In years past, today would be the day we packed up the car and headed for Stratford, Ontario.  Then we’d have four days of theatre and touring around to see our friends at Jonny’s Antiques, Rundles restaurant, and Callan Books.  But the move to Cincinnati and the inexorable passing of time have made the trip now a wonderful memory.  And while we’re not going this year, we knew that our trip last year was our farewell tour, and we made the most of it.

So I’m not going to get all maudlin about it.  We have over fifty years of memories, stories, and pictures to share, and as long as we have them, we’re there.

14. Festival Theatre

The Festival Theatre.

3 Garden

The Shakespeare Garden in front of the Festival Theatre.

010 Callan Books

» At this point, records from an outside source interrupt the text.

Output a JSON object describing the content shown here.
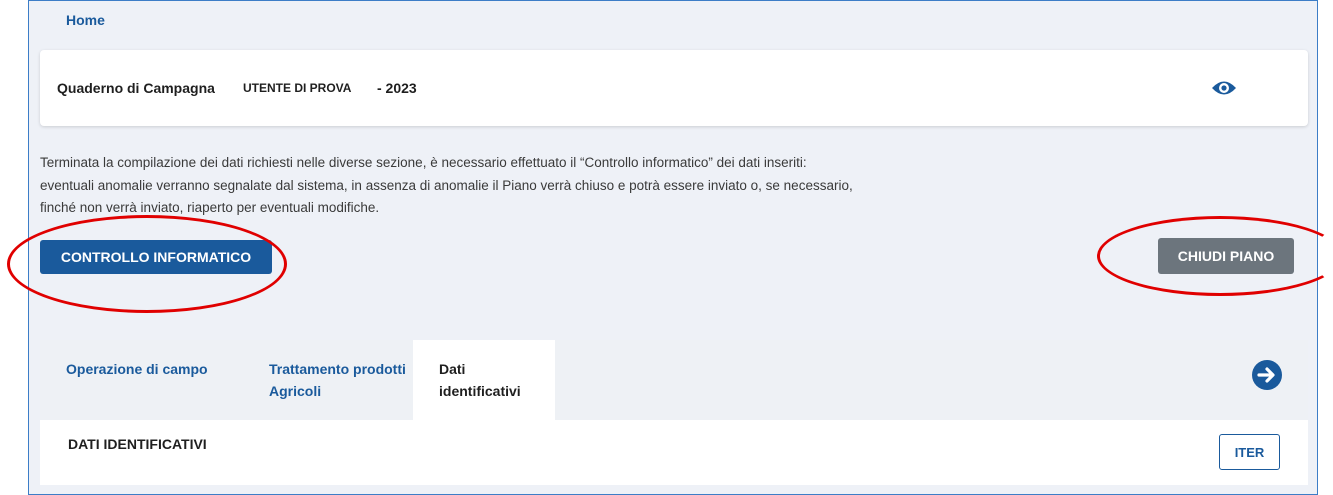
{
  "nav": {
    "home_label": "Home"
  },
  "header": {
    "title": "Quaderno di Campagna",
    "user": "UTENTE DI PROVA",
    "year": "- 2023",
    "view_icon": "eye-icon"
  },
  "info": {
    "lines": [
      "Terminata la compilazione dei dati richiesti nelle diverse sezione, è necessario effettuato il “Controllo informatico” dei dati inseriti:",
      "eventuali anomalie verranno segnalate dal sistema, in assenza di anomalie il Piano verrà chiuso e potrà essere inviato o, se necessario,",
      "finché non verrà inviato, riaperto per eventuali modifiche."
    ]
  },
  "actions": {
    "controllo_label": "CONTROLLO INFORMATICO",
    "chiudi_label": "CHIUDI PIANO"
  },
  "tabs": [
    {
      "label": "Operazione di campo",
      "active": false
    },
    {
      "label": "Trattamento prodotti Agricoli",
      "active": false
    },
    {
      "label": "Dati identificativi",
      "active": true
    }
  ],
  "tabs_next_icon": "arrow-right-circle-icon",
  "section": {
    "title": "DATI IDENTIFICATIVI",
    "iter_label": "ITER"
  },
  "colors": {
    "primary": "#1a5a9c",
    "secondary": "#6c757d",
    "annotation": "#e00000",
    "page_bg": "#eef1f7"
  }
}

Callan Books — now closed — but once the best little bookshop in Canada.

012 Me

Some random theatre goer and erstwhile drama critic having a picnic along the banks of the Avon River.

003

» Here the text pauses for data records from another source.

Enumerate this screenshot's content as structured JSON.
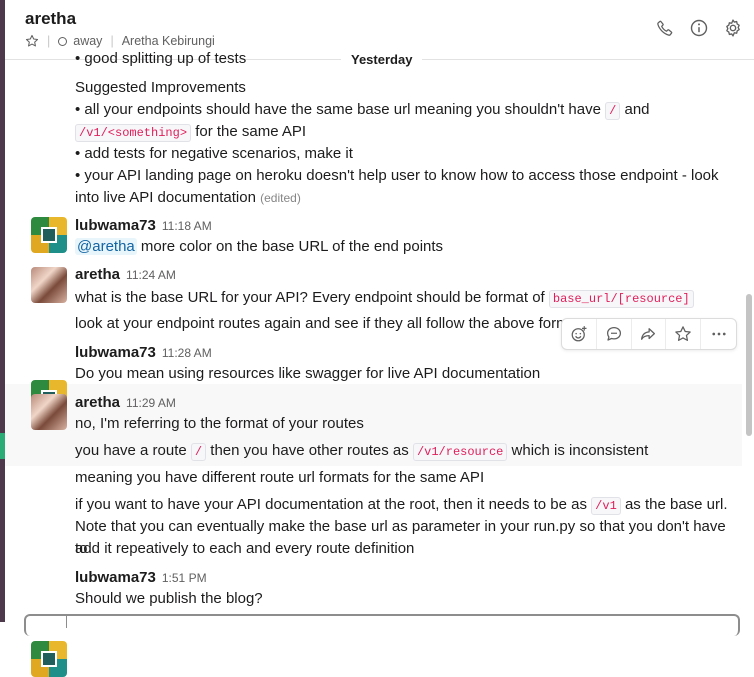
{
  "channel": {
    "name": "aretha",
    "status": "away",
    "full_name": "Aretha Kebirungi"
  },
  "header_icons": [
    "phone-icon",
    "info-icon",
    "gear-icon"
  ],
  "day_divider": "Yesterday",
  "cut_off_line": "• good splitting up of tests",
  "block1": {
    "heading": "Suggested Improvements",
    "b1_pre": "• all your endpoints should have the same base url meaning you shouldn't have ",
    "b1_code1": "/",
    "b1_mid": " and",
    "b1_code2": "/v1/<something>",
    "b1_post": " for the same API",
    "b2": "• add tests for negative scenarios, make it",
    "b3_line1": "• your API landing page on heroku doesn't help user to know how to access those endpoint - look",
    "b3_line2": "into live API documentation",
    "edited": "(edited)"
  },
  "msg1": {
    "author": "lubwama73",
    "time": "11:18 AM",
    "mention": "@aretha",
    "text": " more color on the base URL of the end points"
  },
  "msg2": {
    "author": "aretha",
    "time": "11:24 AM",
    "text1_pre": "what is the base URL for your API? Every endpoint should be format of ",
    "text1_code": "base_url/[resource]",
    "text2": "look at your endpoint routes again and see if they all follow the above format"
  },
  "msg3": {
    "author": "lubwama73",
    "time": "11:28 AM",
    "text": "Do you mean using resources like swagger for live API documentation"
  },
  "msg4": {
    "author": "aretha",
    "time": "11:29 AM",
    "text1": "no, I'm referring to the format of your routes",
    "text2_pre": "you have a route ",
    "text2_code1": "/",
    "text2_mid": " then you have other routes as ",
    "text2_code2": "/v1/resource",
    "text2_post": " which is inconsistent",
    "text3": "meaning you have different route url formats for the same API",
    "text4_pre": "if you want to have your API documentation at the root, then it needs to be as ",
    "text4_code": "/v1",
    "text4_post": " as the base url.",
    "text4_line2": "Note that you can eventually make the base url as parameter in your run.py so that you don't have to",
    "text4_line3": "add it repeatively to each and every route definition"
  },
  "msg5": {
    "author": "lubwama73",
    "time": "1:51 PM",
    "text": "Should we publish the blog?"
  },
  "message_actions": [
    "add-reaction-icon",
    "start-thread-icon",
    "share-message-icon",
    "save-star-icon",
    "more-actions-icon"
  ],
  "colors": {
    "sidebar": "#4d394b",
    "sidebar_accent": "#2bac76",
    "code_text": "#e01e5a",
    "mention": "#1264a3"
  }
}
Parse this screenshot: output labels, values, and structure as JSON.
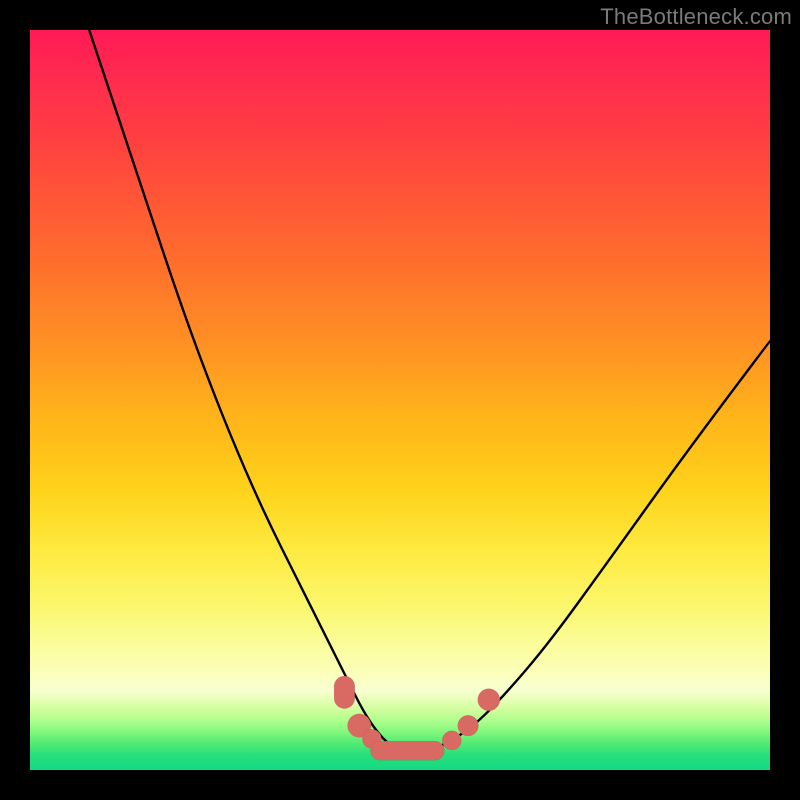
{
  "watermark": "TheBottleneck.com",
  "colors": {
    "gradient_top": "#ff1a55",
    "gradient_mid": "#ffd21a",
    "gradient_bottom": "#14da83",
    "curve": "#000000",
    "markers": "#d96a63",
    "frame": "#000000"
  },
  "chart_data": {
    "type": "line",
    "title": "",
    "xlabel": "",
    "ylabel": "",
    "xlim": [
      0,
      100
    ],
    "ylim": [
      0,
      100
    ],
    "grid": false,
    "legend": false,
    "note": "V-shaped bottleneck curve over a red→yellow→green vertical gradient. Curve values are estimated from pixel positions; y=0 is the green bottom (best), y=100 is the red top (worst).",
    "series": [
      {
        "name": "bottleneck-curve",
        "x": [
          8,
          12,
          16,
          20,
          24,
          28,
          32,
          36,
          40,
          43,
          45,
          47,
          49,
          51,
          53,
          55,
          57,
          60,
          64,
          70,
          78,
          88,
          100
        ],
        "y": [
          100,
          88,
          76,
          64,
          53,
          43,
          34,
          26,
          18,
          12,
          8,
          5,
          3,
          2.5,
          2.5,
          3,
          4,
          6,
          10,
          17,
          28,
          42,
          58
        ]
      }
    ],
    "markers": [
      {
        "shape": "pill",
        "cx": 42.5,
        "cy": 10.5,
        "rx": 1.4,
        "ry": 2.2
      },
      {
        "shape": "circle",
        "cx": 44.5,
        "cy": 6.0,
        "r": 1.6
      },
      {
        "shape": "circle",
        "cx": 46.2,
        "cy": 4.2,
        "r": 1.3
      },
      {
        "shape": "pill-h",
        "cx": 51.0,
        "cy": 2.6,
        "rx": 5.0,
        "ry": 1.3
      },
      {
        "shape": "circle",
        "cx": 57.0,
        "cy": 4.0,
        "r": 1.3
      },
      {
        "shape": "circle",
        "cx": 59.2,
        "cy": 6.0,
        "r": 1.4
      },
      {
        "shape": "circle",
        "cx": 62.0,
        "cy": 9.5,
        "r": 1.5
      }
    ]
  }
}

Dad and Mom outside Fanfare Books. Thanks for taking me and forging the love of theatre.

008 The Avon

The Avon River that wends its way through Stratford

It was in Stratford that I truly fell in love with theatre, and from there I took that love and turned it into my life study, if not my profession.

It’s not goodbye; it’s just intermission.

Thursday, January 2, 2014

Wednesday, November 20, 2013

Campaign Souvenir

My aunt, whose father was a business associate of Joseph P. Kennedy, gave me this PT-109 tie clip many years ago.  It was one of the campaign souvenirs handed out when John F. Kennedy ran for president in 1960, and she knew of my fondness for the late president.  I wear it every time I wear a tie.

For those of you who are too young to remember, PT-109 was the boat JFK captained while in the Pacific in World War II.  It was cut in half by a Japanese destroyer and he helped rescue his crew.  The incident served to secure war hero status for the future president and was made into a movie starring Cliff Robertson.

008